The anticipated psychological needs of critically ill COVID-19 patients are informed by clinical expertise from psychologists working in intensive care and rehabilitation, relevant COVID guidelines and the existing evidence-base regarding the known impact of an ICU admission and previous pandemics.

We are aware that the impact of COVID is likely to be wide-reaching. We anticipate psychological, cognitive, physical and socioeconomic effects that are likely to lead to long-term biopsychosocial rehabilitation needs and adjustment difficulties that if left unaddressed risk long term disability (British Society of Rehabilitation Medicine, 2020).

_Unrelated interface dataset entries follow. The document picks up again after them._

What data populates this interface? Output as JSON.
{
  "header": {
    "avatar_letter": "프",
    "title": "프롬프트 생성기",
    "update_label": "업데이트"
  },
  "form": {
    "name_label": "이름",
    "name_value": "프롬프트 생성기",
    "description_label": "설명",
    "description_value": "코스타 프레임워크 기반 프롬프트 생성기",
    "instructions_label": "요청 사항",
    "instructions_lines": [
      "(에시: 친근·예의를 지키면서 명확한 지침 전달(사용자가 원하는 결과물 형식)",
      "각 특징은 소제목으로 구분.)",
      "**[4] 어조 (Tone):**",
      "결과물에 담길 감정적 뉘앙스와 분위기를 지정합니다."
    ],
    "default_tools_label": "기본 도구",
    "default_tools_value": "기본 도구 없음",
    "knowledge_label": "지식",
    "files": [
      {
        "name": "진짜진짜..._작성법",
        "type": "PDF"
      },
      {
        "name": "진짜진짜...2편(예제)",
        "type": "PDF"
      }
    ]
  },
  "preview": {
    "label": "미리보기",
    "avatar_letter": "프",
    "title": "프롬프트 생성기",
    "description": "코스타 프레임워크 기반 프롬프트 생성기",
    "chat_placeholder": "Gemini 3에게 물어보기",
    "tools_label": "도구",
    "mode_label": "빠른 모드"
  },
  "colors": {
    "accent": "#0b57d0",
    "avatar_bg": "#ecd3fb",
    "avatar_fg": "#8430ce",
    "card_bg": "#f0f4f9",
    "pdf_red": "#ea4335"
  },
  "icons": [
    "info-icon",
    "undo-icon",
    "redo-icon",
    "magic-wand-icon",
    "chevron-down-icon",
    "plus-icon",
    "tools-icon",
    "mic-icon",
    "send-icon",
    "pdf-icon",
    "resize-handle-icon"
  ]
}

Regarding the known psychological impact of an admission to critical care, studies suggest that more than 50% of post ICU patients may develop symptoms of severe anxiety, depression or post-traumatic stress disorder in the months or years after leaving critical care (Wade et al., 2012; Hatch et al. 2018). Of note, patients with post-ICU traumatic stress symptoms may experience flashbacks and intrusive memories of delusional/hallucinatory episodes from delirium, as well as actual events experienced within the ICU (Jones et al., 2007; Wade et al., 2015d). It can be hypothesised that delirium experiences may be exacerbated in patients with COVID-19 due to the experience of receiving care from staff in PPE, undergoing prolonged ventilation, sedation, proning and paralysis (including awake paralysis), isolation from relatives, rapid transfers, an unstable physical picture (Koftis et al, 2020, and therefore we may see higher rates of psychological distress and persistent cognitive impairment in this cohort. Studies from other pandemics (e.g. MERS, SARS) suggest that health anxiety, chronic fatigue and fear of stigma and contamination are also prevalent in severely ill patients (e.g. Gardner & Moaleff, 2015). On the other hand, the level of social support within communities, the shared experience of the COVID-19 outbreak and the possibility that critically ill COVID-19 patients will have anticipated a hospital admission in the preceding hours/days may constitute valuable protective factors.